  • Quod - The project was created to crowdsource the difficult task of identifying and cataloging misinformation published online. You can participate by reporting misinformation you encounter online.
  • - Internet fact-checking source for "urban legends, folklore, myths, rumors, and misinformation."
  • "Social Media and Fake News in the 2016 Election" - January 2017 research study from Stanford University.
  • Svandis - Blockchain based approach for identifying fake news in the cryptocurrency space.
  • Trive - Global decentralized truth discovery network with incentives for participation.
  • Trusted News - Powered by MetaCert’s MetaCert Protocol, and uses third party resources to assess content as trustworthy or not, and categorise content as satirical, biased, malicious, clickbait or user generated content.
  • - Fact Checking organization dedicated to unbiased fact checks of news, viral content and social media.
  • Trutheum - Blockchain approach using tokens to incentivise and reward people who ‘help surface the truth’.
  • Verity - Bllockchain-based reputation tools that counter issues like fake news, fake accounts, and collusion using monetised reputation.
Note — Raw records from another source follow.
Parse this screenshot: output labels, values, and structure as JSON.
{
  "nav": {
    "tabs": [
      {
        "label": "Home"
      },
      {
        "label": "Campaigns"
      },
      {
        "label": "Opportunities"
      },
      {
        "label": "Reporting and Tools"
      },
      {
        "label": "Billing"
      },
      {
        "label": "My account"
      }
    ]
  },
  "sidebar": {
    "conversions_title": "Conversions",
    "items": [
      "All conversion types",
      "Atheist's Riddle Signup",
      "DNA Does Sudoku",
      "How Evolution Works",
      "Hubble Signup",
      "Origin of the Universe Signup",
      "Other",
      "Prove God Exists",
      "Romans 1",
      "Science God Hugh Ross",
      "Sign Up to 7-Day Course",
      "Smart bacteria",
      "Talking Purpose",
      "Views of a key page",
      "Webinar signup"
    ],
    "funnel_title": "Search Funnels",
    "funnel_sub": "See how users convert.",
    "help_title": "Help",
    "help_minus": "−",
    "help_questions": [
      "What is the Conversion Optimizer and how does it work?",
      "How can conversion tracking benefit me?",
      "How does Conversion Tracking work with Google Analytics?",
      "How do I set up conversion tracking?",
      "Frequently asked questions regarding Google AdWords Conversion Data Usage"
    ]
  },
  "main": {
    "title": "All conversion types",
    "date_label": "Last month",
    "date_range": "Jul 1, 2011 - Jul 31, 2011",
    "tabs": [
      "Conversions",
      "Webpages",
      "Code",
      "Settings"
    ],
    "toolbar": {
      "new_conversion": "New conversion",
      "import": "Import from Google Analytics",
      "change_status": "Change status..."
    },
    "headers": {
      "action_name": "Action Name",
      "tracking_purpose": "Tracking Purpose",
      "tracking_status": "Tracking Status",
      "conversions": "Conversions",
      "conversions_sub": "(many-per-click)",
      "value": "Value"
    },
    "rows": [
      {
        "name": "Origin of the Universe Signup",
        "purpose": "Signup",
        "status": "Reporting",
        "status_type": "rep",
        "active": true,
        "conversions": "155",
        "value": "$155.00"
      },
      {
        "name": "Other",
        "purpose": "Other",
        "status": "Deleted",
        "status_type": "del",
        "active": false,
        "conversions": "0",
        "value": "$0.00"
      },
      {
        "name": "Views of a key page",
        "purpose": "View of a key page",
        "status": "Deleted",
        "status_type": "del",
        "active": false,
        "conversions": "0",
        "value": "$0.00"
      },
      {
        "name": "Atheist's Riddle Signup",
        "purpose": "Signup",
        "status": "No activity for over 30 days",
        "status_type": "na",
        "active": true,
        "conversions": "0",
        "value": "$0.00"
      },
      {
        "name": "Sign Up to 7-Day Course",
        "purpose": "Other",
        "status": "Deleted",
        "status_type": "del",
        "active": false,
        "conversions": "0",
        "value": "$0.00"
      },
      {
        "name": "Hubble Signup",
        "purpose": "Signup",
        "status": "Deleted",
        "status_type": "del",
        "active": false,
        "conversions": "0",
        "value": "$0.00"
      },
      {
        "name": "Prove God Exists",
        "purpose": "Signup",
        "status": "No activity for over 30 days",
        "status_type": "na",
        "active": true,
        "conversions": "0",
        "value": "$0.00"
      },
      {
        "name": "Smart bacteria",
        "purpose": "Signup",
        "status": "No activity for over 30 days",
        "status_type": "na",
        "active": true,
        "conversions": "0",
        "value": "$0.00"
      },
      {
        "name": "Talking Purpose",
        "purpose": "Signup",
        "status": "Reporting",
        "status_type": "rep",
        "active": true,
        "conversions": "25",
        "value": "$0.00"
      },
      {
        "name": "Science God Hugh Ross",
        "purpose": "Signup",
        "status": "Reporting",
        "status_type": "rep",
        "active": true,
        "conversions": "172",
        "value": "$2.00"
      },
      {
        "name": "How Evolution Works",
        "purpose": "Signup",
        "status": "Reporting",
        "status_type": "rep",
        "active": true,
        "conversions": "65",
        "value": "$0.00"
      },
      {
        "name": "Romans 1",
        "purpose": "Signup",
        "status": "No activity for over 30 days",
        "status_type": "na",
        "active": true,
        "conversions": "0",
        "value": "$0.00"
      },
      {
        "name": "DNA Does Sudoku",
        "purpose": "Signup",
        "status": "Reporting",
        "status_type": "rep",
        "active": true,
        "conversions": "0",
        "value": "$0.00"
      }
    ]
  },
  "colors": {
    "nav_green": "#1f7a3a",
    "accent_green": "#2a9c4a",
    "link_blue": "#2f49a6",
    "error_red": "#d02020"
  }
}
Media Watchdogs

Media watchdog groups who attempt to police the news media and check bias. They may operate from their own political bias.

  • AllSides Media Bias Ratings - AllSides Media Bias Ratings helps identify different perspectives so people can know more, understand others, and think for themselves.
  • Credibility Coalition - Construct frameworks that support a collaborative, interdisciplinary approach to assessing, scaling, and implementing information quality online.
  • Fairness & Accuracy in Reporting (FAIR) - FAIR, the national media watch group, has been offering well-documented criticism of media bias and censorship since 1986.
  • Hamilton 2.0 Dashboard - The Hamilton 2.0 dashboard, a project of the Alliance for Securing Democracy at the German Marshall Fund of the United States, provides a summary analysis of the narratives and topics promoted by the Russian government and Russian state-funded media on Twitter, YouTube, broadcast television (RT), and state-sponsored news websites.
  • Media Matters for America - Media Matters for America is a Web-based, not-for-profit, progressive research and information center dedicated to comprehensively monitoring, analyzing, and correcting conservative misinformation in the U.S. media.
  • Media Research Center - MRC’s sole mission is to expose and neutralize the propaganda arm of the Left: the national news media. This makes the MRC’s work unique within the conservative movement.
  • NewsGuard - Experienced journalists research online news brands to help readers and viewers know which ones are trying to do legitimate journalism.
  • Our.News - Website which allows the public to evaluate news articles.
  • ProPublica - Is an independent, non-profit newsroom that produces investigative journalism in the public interest.

Talks on Videos